2. Please understand that comments are moderated and it is not always possible to publish all that have been submitted. We will, however, try to publish comments that are representative of all received.

3. We ask that comments are civil and free of libellous or hateful material. Also please stick to the topic under discussion.

4. Please do not write in block capitals since this makes your comment hard to read.

5. Please don't use the comments to advertise. However, our advertising department can be more than accommodating if emailed: advertising@jamaicaobserver.com.

6. If readers wish to report offensive comments, suggest a correction or share a story then please email: community@jamaicaobserver.com.

7. Lastly, read our Terms and Conditions and Privacy Policy



comments powered by Disqus
ADVERTISEMENT

Poll

ADVERTISEMENT
ADVERTISEMENT

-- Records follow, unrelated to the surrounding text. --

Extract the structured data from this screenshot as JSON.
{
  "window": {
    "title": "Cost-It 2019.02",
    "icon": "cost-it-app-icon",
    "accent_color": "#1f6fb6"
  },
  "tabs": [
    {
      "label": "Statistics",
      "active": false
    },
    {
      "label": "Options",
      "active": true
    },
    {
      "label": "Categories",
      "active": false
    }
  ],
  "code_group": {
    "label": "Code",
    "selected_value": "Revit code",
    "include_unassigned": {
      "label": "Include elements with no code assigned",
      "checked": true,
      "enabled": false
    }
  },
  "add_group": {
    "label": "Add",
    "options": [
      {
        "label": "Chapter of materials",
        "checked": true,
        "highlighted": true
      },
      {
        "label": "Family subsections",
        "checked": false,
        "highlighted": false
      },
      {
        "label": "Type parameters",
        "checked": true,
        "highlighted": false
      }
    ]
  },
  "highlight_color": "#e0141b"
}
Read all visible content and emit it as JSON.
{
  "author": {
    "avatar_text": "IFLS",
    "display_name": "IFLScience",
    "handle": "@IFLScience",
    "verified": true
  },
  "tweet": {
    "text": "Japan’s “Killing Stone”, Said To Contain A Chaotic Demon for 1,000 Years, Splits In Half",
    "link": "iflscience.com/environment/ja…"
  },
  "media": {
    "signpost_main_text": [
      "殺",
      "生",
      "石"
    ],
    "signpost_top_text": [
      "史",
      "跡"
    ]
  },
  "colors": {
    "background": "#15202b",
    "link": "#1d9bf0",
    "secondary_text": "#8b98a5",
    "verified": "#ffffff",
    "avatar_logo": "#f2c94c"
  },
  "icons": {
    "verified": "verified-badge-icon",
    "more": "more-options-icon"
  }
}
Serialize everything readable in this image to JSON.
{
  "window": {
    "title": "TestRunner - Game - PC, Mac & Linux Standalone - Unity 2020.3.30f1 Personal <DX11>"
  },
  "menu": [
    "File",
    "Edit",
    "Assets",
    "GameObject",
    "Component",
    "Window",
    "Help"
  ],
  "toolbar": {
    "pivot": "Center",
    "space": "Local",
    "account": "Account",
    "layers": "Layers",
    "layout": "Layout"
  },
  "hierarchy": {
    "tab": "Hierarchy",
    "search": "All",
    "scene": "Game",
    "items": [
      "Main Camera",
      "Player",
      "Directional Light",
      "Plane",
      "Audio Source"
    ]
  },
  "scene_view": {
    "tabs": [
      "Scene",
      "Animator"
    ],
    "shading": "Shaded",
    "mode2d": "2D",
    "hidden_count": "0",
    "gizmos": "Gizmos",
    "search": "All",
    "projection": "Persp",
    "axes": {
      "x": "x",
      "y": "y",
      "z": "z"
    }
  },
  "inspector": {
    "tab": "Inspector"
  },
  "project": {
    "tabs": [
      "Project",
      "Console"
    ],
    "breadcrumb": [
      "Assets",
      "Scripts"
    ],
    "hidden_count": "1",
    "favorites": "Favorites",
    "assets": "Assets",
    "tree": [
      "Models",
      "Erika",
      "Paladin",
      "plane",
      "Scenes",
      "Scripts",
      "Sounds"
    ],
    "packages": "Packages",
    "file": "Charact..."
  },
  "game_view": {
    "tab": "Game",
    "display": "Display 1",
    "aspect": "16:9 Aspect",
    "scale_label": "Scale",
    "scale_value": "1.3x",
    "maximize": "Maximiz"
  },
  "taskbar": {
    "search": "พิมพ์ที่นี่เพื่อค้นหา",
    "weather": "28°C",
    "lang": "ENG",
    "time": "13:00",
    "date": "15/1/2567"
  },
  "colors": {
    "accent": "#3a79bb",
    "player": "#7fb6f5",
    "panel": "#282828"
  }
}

Today's Cartoon

Click image to view full size editorial cartoon
ADVERTISEMENT